┌─ Source information

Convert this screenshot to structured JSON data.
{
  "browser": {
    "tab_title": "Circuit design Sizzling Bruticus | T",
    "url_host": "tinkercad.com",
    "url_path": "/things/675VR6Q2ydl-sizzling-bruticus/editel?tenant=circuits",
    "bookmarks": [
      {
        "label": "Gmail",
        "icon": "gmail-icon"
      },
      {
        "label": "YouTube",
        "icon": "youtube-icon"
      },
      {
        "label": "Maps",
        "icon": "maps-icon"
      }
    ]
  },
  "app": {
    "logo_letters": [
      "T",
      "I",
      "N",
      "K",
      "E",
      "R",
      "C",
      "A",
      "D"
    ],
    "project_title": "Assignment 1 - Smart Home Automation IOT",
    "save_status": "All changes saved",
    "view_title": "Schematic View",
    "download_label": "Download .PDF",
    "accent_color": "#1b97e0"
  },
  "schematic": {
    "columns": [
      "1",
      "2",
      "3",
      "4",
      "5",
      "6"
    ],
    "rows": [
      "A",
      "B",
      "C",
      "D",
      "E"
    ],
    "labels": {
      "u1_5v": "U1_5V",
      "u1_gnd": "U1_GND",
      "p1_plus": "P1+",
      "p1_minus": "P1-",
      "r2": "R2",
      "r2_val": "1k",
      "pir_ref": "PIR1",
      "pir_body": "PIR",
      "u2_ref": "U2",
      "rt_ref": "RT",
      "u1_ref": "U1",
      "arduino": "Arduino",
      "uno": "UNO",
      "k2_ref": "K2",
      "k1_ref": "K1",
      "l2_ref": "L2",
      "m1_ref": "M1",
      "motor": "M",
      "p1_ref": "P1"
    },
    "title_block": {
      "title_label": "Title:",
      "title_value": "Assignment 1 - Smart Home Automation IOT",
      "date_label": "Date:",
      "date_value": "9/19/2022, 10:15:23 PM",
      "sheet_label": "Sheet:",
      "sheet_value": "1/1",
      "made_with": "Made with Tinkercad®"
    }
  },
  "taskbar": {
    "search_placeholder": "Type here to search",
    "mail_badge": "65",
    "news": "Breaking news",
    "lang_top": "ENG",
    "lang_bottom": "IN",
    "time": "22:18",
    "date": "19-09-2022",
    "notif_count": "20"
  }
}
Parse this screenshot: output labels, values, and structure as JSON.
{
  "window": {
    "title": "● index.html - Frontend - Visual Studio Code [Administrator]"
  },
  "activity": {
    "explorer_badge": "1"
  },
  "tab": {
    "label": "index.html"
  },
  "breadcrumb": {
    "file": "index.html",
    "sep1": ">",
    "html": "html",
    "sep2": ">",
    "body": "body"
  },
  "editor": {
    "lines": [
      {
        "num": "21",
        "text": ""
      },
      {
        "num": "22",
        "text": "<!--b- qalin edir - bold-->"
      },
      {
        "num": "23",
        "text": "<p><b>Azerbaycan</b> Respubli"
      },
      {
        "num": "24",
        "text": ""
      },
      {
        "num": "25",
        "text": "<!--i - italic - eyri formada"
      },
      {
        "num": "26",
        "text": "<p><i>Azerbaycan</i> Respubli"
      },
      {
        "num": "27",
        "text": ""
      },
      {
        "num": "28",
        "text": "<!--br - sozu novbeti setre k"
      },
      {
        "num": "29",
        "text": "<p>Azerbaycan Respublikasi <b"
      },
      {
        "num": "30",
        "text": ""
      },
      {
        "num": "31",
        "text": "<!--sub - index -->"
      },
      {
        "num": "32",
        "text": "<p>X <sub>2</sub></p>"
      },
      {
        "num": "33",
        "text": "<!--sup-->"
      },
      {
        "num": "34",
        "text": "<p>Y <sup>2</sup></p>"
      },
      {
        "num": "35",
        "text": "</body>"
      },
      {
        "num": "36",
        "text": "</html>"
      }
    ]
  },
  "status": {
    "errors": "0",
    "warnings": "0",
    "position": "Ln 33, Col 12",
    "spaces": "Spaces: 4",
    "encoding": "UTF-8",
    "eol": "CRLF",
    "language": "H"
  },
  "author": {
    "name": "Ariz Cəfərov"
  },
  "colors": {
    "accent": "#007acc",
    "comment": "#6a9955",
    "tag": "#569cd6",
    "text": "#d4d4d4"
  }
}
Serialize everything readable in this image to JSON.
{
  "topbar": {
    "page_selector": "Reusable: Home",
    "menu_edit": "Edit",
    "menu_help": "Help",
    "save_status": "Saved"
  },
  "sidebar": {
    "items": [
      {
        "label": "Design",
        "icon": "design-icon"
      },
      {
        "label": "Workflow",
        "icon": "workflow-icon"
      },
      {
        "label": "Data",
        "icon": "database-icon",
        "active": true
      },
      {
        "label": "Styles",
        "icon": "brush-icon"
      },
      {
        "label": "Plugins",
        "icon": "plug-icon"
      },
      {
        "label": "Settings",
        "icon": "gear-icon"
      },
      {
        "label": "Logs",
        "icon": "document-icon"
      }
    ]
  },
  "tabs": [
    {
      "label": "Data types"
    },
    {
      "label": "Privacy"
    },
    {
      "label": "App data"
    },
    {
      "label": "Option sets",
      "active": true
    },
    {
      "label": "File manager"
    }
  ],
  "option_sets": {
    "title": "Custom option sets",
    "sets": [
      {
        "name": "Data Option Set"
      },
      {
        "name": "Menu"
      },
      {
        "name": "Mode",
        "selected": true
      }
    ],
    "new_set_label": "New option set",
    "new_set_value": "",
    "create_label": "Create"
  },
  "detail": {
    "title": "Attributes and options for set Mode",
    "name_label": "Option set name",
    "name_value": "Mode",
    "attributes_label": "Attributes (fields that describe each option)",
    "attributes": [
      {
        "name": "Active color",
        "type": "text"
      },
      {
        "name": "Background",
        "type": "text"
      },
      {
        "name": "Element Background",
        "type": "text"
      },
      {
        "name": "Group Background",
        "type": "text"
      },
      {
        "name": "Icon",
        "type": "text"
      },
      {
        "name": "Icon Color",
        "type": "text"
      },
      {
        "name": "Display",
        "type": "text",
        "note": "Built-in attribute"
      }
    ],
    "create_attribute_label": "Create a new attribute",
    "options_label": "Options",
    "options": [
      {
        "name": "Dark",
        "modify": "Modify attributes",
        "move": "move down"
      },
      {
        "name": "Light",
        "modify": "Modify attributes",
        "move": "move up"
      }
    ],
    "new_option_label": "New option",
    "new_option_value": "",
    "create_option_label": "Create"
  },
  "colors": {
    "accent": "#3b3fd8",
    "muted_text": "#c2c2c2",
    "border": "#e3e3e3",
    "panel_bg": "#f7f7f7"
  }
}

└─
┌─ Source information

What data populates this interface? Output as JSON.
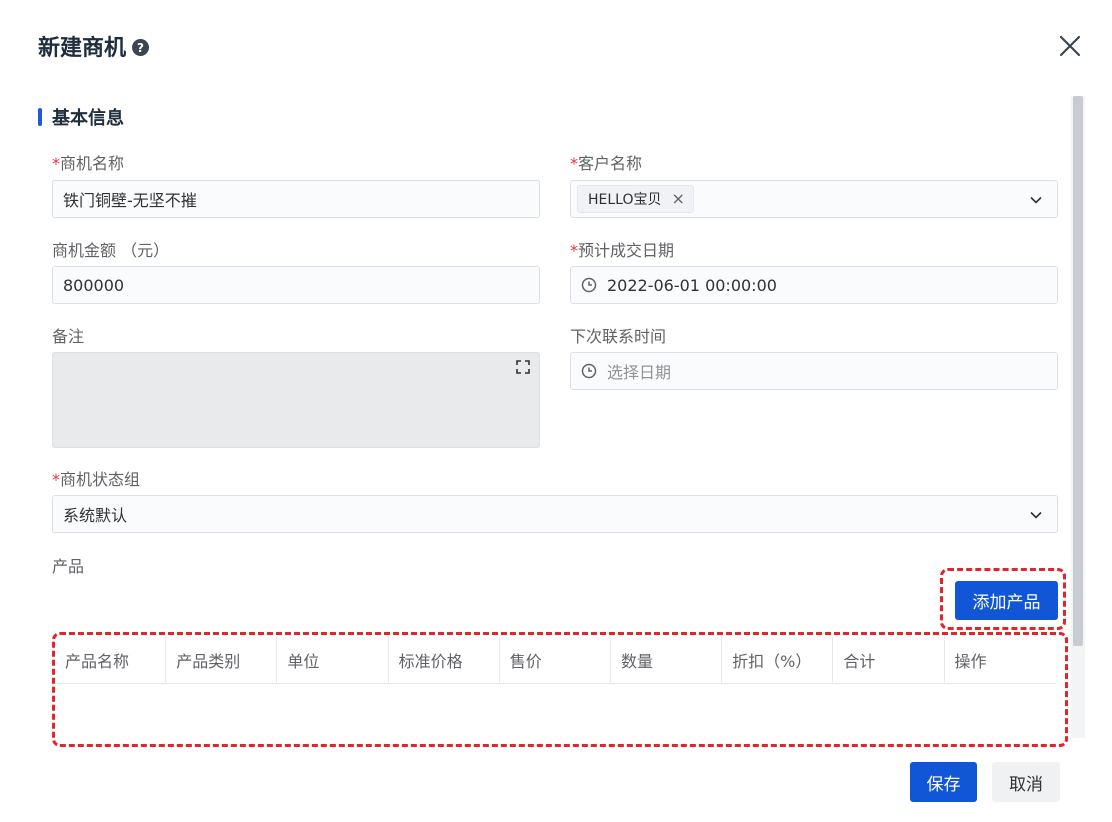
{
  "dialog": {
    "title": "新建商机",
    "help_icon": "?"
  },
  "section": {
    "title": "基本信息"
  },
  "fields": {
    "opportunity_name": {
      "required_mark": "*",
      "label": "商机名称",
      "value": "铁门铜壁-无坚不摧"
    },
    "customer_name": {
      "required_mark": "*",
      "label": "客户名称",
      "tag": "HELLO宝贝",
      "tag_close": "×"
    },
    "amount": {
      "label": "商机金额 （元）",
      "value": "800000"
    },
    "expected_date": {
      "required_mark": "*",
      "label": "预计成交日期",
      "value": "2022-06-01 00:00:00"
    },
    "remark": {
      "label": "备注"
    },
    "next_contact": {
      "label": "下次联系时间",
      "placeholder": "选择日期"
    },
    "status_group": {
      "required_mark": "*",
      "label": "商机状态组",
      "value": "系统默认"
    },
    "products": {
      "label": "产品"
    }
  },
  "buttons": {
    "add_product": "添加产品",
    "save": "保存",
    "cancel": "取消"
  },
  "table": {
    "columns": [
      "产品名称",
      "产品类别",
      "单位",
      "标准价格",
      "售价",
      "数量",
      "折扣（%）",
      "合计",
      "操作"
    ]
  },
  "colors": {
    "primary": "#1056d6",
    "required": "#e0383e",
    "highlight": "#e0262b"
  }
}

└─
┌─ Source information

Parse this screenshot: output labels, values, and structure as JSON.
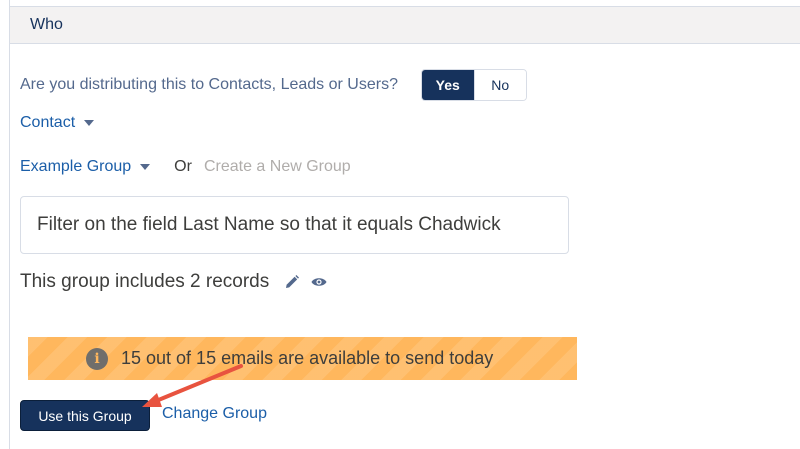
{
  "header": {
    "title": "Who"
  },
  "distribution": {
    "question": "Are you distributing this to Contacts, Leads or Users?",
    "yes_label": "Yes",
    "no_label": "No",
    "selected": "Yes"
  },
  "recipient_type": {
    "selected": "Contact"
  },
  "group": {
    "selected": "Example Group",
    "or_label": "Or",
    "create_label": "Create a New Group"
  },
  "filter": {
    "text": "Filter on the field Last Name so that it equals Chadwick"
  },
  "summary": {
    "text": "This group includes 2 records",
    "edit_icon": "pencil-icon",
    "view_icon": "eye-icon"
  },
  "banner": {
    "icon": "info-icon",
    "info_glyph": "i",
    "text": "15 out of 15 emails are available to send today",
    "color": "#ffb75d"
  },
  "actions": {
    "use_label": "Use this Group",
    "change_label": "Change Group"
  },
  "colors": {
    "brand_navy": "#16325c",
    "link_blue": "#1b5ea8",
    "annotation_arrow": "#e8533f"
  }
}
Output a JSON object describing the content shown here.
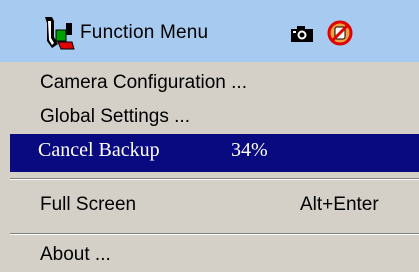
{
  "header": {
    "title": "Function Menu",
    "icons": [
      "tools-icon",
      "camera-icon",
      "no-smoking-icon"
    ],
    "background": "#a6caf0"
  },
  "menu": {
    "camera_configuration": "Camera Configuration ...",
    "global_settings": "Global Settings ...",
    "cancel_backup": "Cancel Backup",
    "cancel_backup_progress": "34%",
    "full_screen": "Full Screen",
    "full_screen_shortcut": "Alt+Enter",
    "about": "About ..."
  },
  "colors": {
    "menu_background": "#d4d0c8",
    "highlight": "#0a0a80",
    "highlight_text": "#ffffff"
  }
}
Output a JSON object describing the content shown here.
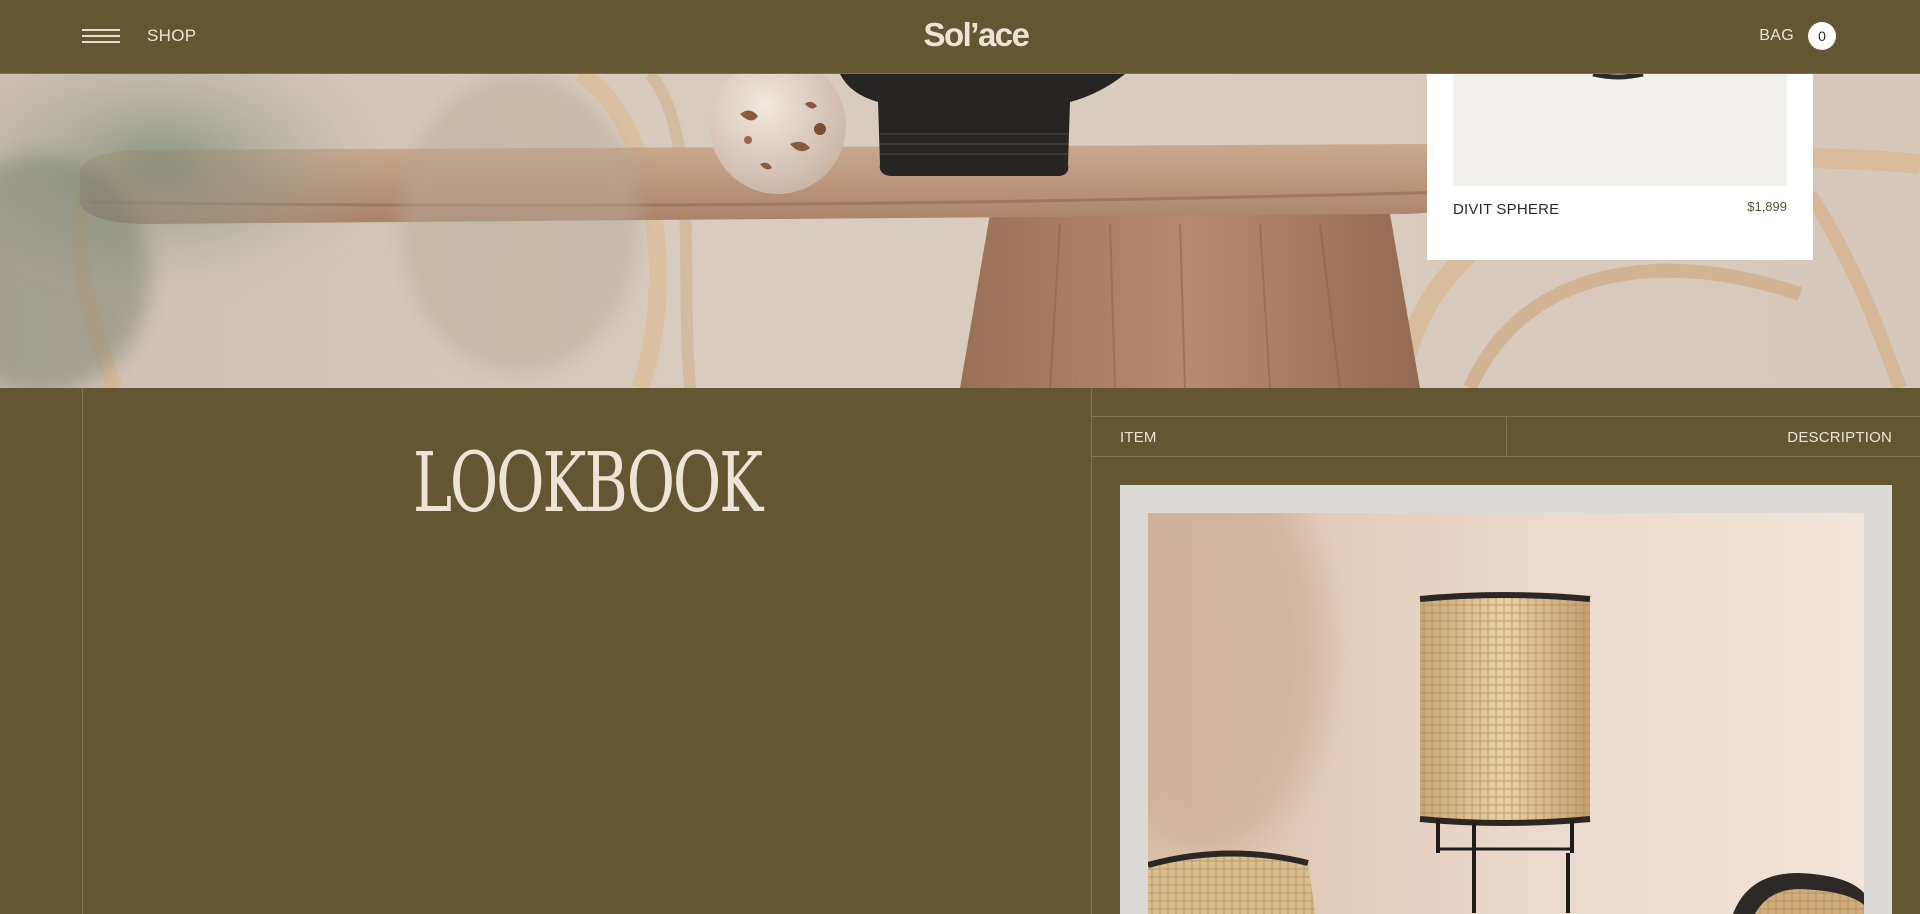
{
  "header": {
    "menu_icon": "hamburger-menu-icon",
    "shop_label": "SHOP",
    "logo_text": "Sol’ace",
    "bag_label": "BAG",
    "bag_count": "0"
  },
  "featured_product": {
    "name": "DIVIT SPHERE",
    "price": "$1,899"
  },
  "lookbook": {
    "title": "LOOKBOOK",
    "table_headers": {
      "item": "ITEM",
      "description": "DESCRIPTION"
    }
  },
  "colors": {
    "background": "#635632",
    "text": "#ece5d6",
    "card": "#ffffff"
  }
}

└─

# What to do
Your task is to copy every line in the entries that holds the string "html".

# Answer box
    "title": "● index.html - Frontend - Visual Studio Code [Administrator]"
    "label": "index.html"
    "file": "index.html",
    "html": "html",
        "text": "</html>"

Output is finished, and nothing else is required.